# Provided records
=== Begin Enclosure ===

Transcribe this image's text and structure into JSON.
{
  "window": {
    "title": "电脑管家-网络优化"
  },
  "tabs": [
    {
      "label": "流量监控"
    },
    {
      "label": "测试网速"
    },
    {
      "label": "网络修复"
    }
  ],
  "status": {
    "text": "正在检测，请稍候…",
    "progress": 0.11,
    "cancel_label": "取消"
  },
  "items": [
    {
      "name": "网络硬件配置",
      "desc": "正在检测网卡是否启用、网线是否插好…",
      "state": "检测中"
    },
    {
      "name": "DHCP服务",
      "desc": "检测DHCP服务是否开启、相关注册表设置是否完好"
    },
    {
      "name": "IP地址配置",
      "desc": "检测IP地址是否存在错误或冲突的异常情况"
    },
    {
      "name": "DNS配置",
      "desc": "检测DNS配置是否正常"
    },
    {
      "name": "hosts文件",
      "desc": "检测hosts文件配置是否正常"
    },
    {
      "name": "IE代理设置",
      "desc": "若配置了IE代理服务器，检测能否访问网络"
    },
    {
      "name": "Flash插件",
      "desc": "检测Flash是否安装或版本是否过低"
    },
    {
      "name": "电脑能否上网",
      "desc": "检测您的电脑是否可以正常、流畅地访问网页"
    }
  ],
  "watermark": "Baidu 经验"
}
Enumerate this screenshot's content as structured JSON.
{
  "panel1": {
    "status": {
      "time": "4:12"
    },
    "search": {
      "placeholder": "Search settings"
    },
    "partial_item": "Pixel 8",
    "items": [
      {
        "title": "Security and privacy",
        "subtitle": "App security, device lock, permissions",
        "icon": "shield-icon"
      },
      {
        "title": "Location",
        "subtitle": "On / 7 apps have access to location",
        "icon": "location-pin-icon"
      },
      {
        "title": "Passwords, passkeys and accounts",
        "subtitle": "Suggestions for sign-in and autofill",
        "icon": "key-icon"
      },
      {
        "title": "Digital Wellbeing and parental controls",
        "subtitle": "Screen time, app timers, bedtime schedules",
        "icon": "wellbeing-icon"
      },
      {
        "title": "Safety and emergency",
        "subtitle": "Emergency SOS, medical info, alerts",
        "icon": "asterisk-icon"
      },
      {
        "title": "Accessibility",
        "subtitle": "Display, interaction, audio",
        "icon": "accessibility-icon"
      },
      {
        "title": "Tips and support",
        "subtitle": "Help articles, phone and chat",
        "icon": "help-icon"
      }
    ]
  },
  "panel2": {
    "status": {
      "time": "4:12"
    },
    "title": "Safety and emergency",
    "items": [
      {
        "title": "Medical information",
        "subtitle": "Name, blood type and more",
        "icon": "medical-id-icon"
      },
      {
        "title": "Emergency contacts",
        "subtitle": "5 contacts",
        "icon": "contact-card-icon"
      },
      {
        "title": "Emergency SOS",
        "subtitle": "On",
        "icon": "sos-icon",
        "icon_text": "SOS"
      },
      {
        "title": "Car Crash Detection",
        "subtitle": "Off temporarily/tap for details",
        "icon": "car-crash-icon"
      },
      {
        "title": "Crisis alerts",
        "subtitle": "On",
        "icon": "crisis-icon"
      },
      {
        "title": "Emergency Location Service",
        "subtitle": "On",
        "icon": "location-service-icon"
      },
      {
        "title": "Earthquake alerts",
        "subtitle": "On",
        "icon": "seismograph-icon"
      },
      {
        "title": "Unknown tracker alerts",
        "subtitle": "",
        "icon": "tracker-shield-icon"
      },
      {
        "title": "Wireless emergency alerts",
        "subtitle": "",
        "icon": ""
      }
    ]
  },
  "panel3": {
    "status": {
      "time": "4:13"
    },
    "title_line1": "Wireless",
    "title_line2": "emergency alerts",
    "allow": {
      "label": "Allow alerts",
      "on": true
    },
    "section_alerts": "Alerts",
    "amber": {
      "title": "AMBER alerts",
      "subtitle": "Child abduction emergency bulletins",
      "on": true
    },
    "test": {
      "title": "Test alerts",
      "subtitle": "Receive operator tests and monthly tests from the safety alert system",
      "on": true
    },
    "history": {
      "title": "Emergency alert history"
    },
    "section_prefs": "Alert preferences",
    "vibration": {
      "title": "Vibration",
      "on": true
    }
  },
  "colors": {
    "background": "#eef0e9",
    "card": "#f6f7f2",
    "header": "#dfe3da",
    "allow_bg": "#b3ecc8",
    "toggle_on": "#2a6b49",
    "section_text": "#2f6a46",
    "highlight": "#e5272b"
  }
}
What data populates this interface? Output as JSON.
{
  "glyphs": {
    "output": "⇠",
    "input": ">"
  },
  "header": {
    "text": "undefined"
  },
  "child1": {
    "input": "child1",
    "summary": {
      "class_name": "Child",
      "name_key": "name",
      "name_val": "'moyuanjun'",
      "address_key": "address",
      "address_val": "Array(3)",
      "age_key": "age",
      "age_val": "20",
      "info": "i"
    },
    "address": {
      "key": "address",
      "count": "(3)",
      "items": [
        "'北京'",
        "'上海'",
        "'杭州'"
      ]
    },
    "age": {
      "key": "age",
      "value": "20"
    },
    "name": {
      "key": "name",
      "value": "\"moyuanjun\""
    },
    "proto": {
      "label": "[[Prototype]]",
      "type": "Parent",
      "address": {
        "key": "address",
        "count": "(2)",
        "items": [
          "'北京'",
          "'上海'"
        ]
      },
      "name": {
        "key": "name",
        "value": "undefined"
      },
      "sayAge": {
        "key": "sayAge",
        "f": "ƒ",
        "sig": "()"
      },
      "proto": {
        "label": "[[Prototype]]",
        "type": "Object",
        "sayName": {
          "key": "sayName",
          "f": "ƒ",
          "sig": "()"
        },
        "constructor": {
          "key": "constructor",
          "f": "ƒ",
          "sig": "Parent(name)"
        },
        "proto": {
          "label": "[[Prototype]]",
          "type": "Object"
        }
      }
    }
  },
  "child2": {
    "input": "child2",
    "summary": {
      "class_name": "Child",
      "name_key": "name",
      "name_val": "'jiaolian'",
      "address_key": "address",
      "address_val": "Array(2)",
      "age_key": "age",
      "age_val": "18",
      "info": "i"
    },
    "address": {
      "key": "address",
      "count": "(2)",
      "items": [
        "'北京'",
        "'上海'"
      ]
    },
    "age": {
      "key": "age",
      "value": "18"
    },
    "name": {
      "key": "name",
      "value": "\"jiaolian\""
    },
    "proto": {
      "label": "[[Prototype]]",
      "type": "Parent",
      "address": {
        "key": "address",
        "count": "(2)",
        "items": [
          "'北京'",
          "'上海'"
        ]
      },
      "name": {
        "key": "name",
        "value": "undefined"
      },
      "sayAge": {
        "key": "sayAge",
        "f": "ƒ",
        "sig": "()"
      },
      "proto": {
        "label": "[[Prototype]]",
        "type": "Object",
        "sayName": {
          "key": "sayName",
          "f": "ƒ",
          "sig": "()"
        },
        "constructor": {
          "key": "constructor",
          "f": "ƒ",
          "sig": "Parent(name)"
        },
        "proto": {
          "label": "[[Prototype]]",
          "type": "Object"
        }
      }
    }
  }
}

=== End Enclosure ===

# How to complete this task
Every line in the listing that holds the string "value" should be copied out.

# Result of this task
      "value": "20"
      "value": "\"moyuanjun\""
        "value": "undefined"
      "value": "18"
      "value": "\"jiaolian\""
        "value": "undefined"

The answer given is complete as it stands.